Greece and Turkey – the two destinations that UK travellers turn to Google to research most – have PM2.5 concentrations that are almost four times higher than the WHO recommended guidelines of 5 µg/m3 or below. Thailand is the worst of the bunch with 20.63 µg/m3. Malta, Spain and Iceland are a safer bet for sensitive travellers, with PM2.5 concentrations of 9.25 µg/m3 (Malta), 8.74 µg/m3 (Spain), and 3.5 µg/m3 (Iceland).
What do the experts think?
We spoke to noted respiratory expert, Professor Frank Kelly of Imperial College London. He told us: “Unfortunately tourists can come up against a diverse variety of airborne particles and noxious gases that are associated with ill health, even after short-term exposure.”

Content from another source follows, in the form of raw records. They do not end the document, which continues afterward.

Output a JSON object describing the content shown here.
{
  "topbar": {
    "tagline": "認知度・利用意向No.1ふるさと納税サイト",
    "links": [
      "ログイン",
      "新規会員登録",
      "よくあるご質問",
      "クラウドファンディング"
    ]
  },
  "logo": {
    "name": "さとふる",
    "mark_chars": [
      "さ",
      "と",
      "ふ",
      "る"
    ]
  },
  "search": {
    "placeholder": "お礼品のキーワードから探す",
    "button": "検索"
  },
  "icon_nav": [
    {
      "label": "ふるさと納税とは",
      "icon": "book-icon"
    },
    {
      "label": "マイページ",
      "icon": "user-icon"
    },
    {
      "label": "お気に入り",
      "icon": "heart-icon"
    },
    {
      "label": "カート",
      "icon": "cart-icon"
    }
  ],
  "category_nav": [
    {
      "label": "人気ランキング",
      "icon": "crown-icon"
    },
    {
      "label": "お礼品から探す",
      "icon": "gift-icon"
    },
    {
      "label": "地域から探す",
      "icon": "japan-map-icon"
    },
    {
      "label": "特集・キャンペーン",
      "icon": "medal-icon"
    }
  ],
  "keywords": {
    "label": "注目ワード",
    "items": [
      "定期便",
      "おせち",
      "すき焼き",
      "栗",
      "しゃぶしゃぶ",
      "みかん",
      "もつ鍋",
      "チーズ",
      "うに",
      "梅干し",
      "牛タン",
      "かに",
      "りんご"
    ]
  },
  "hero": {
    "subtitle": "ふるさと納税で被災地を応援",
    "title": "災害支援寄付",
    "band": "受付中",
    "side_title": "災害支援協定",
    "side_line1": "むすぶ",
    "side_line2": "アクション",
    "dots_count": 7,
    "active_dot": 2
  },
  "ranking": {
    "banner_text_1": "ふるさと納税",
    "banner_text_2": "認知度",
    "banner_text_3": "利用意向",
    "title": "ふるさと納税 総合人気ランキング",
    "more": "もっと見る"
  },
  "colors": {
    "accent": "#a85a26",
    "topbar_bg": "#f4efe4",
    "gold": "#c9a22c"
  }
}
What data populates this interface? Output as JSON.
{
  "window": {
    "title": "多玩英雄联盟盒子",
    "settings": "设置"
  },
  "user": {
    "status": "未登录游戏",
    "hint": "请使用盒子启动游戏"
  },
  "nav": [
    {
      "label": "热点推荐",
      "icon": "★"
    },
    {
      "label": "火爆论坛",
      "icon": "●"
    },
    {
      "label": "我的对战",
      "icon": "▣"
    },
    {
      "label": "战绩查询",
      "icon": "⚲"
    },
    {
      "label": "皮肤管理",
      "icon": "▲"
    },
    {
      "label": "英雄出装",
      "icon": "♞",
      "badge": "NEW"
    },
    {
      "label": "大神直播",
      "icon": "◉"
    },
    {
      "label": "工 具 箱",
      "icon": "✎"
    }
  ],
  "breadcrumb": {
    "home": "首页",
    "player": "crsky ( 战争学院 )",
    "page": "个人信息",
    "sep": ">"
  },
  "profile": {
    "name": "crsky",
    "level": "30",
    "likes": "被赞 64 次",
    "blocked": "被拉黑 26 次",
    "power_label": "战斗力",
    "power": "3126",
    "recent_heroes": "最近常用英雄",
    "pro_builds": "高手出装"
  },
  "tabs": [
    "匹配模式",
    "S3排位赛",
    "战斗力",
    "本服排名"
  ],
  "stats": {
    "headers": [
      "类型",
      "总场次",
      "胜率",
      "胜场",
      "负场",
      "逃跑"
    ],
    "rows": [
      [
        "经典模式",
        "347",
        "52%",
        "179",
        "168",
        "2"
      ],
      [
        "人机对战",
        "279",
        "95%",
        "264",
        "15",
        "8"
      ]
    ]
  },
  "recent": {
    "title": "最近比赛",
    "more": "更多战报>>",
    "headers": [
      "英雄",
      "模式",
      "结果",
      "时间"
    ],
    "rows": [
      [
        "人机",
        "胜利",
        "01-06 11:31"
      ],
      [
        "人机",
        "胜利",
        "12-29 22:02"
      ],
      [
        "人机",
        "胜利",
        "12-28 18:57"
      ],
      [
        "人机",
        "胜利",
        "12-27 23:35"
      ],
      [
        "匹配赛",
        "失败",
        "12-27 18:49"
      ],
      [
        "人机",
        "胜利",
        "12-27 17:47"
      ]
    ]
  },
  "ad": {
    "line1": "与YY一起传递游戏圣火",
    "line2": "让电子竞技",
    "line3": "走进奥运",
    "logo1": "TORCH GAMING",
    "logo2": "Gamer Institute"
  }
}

“City breaks may come with unhealthy emissions, and the air quality of coastal cities is particularly hard hit from the toxic mix of air pollutants emitted from the fuel consumed by cruise ships. Smoke pollution from wildfires and swirling desert dust storms are also impacting air quality in different tourist hotspots around the world.
“It’s really important to keep air quality top of mind when travelling and to keep a close eye on Air Quality Data. This is especially the case for vulnerable travellers – the young and old – and people with cardiorespiratory disease.”
Travellers with pre-existing respiratory conditions, such as asthma (which according to the survey 1 in 5 are impacted by) and chronic obstructive pulmonary disease (COPD), should be especially aware of the health risks.
How to find out about air quality at your chosen destination
Along with the WHO Ambient Air Quality Database, which is updated every year, you can check air quality around the world on a daily basis with the help of IQAir’s Air Quality Map. This shows the air quality of your holiday spot, plus any active wildfires. You can also often find the air quality index included with the weather forecast.
Our top tips for travelling safely
Whether you want a city break, sunshine in the Mediterranean, or to travel to a far-flung destination, here are our top tips for planning around air pollution:
- Download the IQ air app to check air quality and pollution alerts. Seeing real-time info can help you plan your travel.
- Choose accommodation away from traffic hotspots and highways.
- Talk to your doctor at least 6 to 8 weeks before travelling to stock up on medication if you live with a breathing related medical condition.
- Take out medical travel insurance to cover your pre-existing medical conditions.
- If air quality is poor, avoid going outside. Plan a day around visiting museums, galleries, theatres, and indoor shopping areas.
- Wear a face covering (a N95 or KN95 mask is recommended) when travelling in cities – but get advice from your doctor beforehand.
- Ask your hotel about air purification options. It can help to keep windows closed when pollution is high.
- Stay hydrated in hot weather. This can help reduce irritation from pollution.
- Wash your hands and face often. It can help to remove particles that build up on your skin.